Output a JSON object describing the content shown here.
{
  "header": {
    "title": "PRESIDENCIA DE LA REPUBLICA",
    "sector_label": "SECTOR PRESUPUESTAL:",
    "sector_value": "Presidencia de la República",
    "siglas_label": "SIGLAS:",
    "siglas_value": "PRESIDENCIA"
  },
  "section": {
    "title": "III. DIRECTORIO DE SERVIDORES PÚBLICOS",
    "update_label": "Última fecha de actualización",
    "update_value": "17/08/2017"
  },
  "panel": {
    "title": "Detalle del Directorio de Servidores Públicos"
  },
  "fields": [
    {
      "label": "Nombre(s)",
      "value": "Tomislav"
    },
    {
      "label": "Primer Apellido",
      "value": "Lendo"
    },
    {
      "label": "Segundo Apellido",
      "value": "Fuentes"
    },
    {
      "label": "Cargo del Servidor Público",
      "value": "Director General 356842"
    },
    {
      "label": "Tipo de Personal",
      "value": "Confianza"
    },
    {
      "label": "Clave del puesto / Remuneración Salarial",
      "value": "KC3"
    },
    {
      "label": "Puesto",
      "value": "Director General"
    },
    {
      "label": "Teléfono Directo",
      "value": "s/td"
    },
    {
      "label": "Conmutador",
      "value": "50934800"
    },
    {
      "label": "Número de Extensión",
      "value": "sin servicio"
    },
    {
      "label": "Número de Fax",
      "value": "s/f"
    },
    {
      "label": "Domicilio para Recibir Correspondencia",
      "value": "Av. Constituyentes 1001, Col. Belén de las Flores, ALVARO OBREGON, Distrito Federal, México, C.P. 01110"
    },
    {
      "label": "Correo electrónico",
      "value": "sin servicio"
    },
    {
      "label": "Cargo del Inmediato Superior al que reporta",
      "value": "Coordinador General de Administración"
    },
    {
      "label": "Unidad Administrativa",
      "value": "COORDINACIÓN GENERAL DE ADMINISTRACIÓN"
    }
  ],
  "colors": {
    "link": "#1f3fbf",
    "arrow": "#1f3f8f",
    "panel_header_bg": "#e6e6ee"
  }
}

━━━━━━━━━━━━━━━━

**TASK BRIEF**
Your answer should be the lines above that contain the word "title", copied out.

**SOLUTION FOR THIS EXERCISE**
    "title": "PRESIDENCIA DE LA REPUBLICA",
    "title": "III. DIRECTORIO DE SERVIDORES PÚBLICOS",
    "title": "Detalle del Directorio de Servidores Públicos"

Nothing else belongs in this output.